A DSECT or Dummy Section provides the programmer with the ability to describe the layout of an area of storage without reserving virtual storage for the area that is described. The DSECT layout can then be used to reference any area of storage which is addressable by the program. Think of the DSECT as a template, or pattern, which can be “dropped” on any area of storage. Once the DSECT is “positioned”, the symbolic names in the DSECT can be used to extract data from the underlying storage area.
How is the DSECT positioned? This is a two-step process. First, a register is associated with the DSECT name by coding a USING directive. Loading the register with the storage address completes the process. Consider the sample code below.
FNAME DS CL4
LNAME DS CL5
BALANCE DS PL5
TABLE EQU *
NAME1 DS CL10
NAME2 DS CL20
The “CUSTOMER” DSECT is created by coding the DSECT directive which indicates the beginning of the dummy section. The general format for this directive is listed below.
NAME OPERATION OPERAND
Any Symbol DSECT Not required
The pattern for the DSECT is created using a series of DS directives to describe a collection of fields in storage. The end of the DSECT is indicated by the beginning of the CSECT. While the DSECT can be coded almost anywhere in the program, it is a common practice to place any DSECTs you will need above the main control section, as in the example above. In order to code a DSECT in the “middle” of a control section, the CSECT directive would appear twice as indicated below.
FNAME DS CL4
LNAME DS CL5
BALANCE DS PL5
The second CSECT directive indicates that the “MAIN” control section is being continued.
After defining the dummy section, it must be associated with an available register in a USING directive. In the example code above, the statement “USING CUSTOMER,R7” associates register seven with the “CUSTOMER” dummy section. Addressability is established when the register is loaded with the address of the table. At that point, FNAME contains the value “FRED”, and LNAME contains the value “SMITH”. Loading the register “drops” the DSECT on the storage area whose address is contained in the register.
You should consider the power of the above technique. There were no symbolic names associated with the table when it was defined. By creating a DSECT, we are able to dynamically assign symbols to an area of storage and retrieve the data the area contains. DSECTs have many uses in assembly language including array processing, locate mode I/O ( See SEQUENTIAL FILE PROCESSING ), and data structure creation and manipulation. Most sophisticated assembler programs involve DSECTS to some degree. Because of their importance, we will consider the use of DSECTs in array processing.

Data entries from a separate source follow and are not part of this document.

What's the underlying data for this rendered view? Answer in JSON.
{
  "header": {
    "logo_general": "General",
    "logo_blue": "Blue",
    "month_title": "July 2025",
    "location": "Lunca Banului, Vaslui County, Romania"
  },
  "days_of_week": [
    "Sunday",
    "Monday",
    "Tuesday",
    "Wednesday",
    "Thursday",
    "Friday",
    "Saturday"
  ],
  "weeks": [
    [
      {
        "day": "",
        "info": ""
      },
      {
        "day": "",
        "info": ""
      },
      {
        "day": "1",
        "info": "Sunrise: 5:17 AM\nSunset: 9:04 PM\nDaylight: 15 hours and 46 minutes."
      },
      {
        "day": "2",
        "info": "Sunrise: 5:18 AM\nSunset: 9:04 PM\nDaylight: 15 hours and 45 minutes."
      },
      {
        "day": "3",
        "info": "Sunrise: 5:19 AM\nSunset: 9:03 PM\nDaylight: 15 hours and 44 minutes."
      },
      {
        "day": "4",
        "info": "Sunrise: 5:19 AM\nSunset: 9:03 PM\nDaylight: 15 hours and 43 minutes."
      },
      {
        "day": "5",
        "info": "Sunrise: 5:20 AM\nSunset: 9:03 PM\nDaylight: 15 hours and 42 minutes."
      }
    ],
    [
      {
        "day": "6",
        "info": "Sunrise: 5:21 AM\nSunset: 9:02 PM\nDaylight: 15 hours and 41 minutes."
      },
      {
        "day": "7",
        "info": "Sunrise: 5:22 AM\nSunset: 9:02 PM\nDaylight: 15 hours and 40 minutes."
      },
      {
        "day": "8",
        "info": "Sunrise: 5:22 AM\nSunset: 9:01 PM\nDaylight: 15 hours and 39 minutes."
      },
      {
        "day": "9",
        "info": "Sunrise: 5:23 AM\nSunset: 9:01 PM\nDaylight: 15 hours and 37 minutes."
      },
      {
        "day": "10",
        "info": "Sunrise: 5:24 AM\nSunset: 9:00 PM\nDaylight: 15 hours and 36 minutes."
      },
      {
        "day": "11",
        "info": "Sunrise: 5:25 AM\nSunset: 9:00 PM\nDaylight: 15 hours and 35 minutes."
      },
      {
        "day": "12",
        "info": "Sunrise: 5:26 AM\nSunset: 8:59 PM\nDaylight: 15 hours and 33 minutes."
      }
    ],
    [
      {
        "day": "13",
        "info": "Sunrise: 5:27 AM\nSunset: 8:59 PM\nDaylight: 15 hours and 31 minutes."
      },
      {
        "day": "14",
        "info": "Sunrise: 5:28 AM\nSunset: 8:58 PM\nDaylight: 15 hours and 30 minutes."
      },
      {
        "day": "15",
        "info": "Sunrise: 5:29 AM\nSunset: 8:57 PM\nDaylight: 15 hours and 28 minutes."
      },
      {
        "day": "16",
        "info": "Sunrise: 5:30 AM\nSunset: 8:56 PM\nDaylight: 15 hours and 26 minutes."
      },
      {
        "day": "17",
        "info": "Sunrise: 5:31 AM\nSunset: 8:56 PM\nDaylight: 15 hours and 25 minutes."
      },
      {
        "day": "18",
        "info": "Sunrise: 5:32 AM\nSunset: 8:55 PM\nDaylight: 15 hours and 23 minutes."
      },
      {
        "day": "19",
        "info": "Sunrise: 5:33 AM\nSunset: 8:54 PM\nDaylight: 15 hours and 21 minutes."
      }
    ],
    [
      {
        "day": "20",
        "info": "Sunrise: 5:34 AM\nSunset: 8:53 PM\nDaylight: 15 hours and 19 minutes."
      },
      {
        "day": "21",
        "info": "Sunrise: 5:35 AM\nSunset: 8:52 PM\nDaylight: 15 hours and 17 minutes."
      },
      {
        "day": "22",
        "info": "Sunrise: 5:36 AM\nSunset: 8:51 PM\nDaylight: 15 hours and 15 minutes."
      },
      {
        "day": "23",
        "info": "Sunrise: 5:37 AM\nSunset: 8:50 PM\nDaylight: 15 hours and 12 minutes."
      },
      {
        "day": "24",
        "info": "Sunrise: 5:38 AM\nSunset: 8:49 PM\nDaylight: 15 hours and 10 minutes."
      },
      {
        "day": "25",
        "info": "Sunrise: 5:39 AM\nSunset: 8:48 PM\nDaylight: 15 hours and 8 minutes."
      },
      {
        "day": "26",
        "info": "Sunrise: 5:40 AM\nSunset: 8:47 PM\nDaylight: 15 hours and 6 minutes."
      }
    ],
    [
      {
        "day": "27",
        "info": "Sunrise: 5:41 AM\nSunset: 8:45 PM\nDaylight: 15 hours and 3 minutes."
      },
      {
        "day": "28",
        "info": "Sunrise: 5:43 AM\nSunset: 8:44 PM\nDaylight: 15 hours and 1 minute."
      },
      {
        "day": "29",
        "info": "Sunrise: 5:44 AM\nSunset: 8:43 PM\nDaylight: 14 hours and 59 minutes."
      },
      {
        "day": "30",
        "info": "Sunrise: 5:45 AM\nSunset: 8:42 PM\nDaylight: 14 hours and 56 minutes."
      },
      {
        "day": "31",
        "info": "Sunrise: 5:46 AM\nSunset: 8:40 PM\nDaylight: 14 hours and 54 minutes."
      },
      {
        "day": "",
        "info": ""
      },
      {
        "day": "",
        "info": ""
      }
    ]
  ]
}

Loading an Array With Data In the following example we will load an “empty” storage area with data that is read from a file. We will use the same DSECT as in the previous example.
TABLE DS 100CL(CRECLEN) EMPTY AREA FOR 100 RECORDS
The address of the empty table is placed in R7 by the first LA instruction. This has the effect of positioning the DSECT at the beginning of the table area, since the USING directive associated register seven with the DSECT name. The length of a typical table entry is computed as “CRECLEN” using a EQUATE directive and placed in R4 by the LA instruction. A record is retrieved and the data is moved from the input buffer, RECIN, and placed in the table using the symbolic names that were defined in the DSECT.
In order to move the DSECT to the next empty table entry we code the following line,
LA R7,CRECLEN(R0,R7) BUMP THE DSECT
This type of statement is used quite often in DSECT processing and so we consider it in some detail. The statement uses explicit addressing and the technique is considered acceptable practice. The effect is to compute the second operand address explicitly from the base register (R7), index register (R0), and displacement (CRECLEN). When R0 is specified as an index register, that component of the address computation is ignored. The “effective” address that would be computed consists of the contents of R7 plus the displacement of 14 represented by CRECLEN. Since R7 contains the address of a table entry, adding 14 to R7 will create the address of the next table entry. The DSECT has been “bumped” down to the next table entry.
The BCT instruction is used for loop control, and insures that each entry in the table is filled.